Liquid water has been detected by radar below the polar ice cap of Mars. A study by Italian researchers from the Italian Space Agency claims that a lake of liquid water has been detected beneath the southern polar ice cap.
The study abstract claims:
“The presence of liquid water at the base of the martian polar caps has long been suspected but not observed. We surveyed the Planum Australe region using the MARSIS (Mars Advanced Radar for Subsurface and Ionosphere Sounding) instrument, a low-frequency radar on the Mars Express spacecraft. Radar profiles collected between May 2012 and December 2015 contain evidence of liquid water trapped below the ice of the South Polar Layered Deposits. Anomalously bright subsurface reflections are evident within a well-defined, 20-kilometer-wide zone centered at 193°E, 81°S, which is surrounded by much less reflective areas. Quantitative analysis of the radar signals shows that this bright feature has high relative dielectric permittivity (>15), matching that of water-bearing materials. We interpret this feature as a stable body of liquid water on Mars”
The water body is expected to be 20 Km in width. Advanced Radar for Subsurface and Ionosphere Sounding) instrument on board the Mars Express spacecraft took data on a 200-kilometer-wide (124-mile) area near the planet’s south pole. It shot radio waves at the ground, then recorded how the waves that bounced back had changed. There was nothing strange about the area itself. But a 20-kilometer-wide (12-mile) region beneath the surface seemed to reflect way more of the radar signal than its surroundings.
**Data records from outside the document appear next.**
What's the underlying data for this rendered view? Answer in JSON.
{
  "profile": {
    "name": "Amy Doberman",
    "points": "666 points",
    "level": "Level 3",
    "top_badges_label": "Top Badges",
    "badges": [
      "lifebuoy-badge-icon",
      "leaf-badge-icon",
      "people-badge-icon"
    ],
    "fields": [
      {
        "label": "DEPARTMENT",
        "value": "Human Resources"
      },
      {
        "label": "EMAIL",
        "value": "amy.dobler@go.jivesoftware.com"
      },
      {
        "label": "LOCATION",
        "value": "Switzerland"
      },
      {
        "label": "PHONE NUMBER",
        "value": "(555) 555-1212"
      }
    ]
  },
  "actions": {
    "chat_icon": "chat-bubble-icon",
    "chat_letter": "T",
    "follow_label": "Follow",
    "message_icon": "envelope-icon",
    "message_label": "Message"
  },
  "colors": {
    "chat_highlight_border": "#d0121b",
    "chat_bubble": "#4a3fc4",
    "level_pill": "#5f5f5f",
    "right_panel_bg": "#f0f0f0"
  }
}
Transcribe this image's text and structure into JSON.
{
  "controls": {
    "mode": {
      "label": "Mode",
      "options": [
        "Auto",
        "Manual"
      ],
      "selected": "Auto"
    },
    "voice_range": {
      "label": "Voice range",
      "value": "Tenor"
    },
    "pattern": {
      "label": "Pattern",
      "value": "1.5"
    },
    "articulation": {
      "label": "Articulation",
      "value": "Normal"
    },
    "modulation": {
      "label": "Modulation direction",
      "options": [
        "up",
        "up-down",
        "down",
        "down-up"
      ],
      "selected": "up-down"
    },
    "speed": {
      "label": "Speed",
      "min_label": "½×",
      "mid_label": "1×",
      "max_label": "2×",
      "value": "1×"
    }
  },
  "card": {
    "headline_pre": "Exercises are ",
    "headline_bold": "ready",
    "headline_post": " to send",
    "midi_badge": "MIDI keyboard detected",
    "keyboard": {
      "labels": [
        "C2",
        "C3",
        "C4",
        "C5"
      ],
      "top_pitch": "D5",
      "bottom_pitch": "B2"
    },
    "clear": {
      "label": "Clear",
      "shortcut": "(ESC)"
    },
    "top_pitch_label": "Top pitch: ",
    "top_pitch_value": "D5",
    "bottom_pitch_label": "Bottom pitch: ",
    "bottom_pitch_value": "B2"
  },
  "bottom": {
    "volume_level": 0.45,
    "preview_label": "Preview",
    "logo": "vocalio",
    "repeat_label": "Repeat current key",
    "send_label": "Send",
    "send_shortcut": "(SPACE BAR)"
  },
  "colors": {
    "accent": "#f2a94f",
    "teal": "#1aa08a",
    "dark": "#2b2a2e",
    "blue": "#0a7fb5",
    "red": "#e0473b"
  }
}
The finding, if true, will provide a new dimension in our understanding of Mars, and provide a possible resource for habitation if people ever travel to the planet.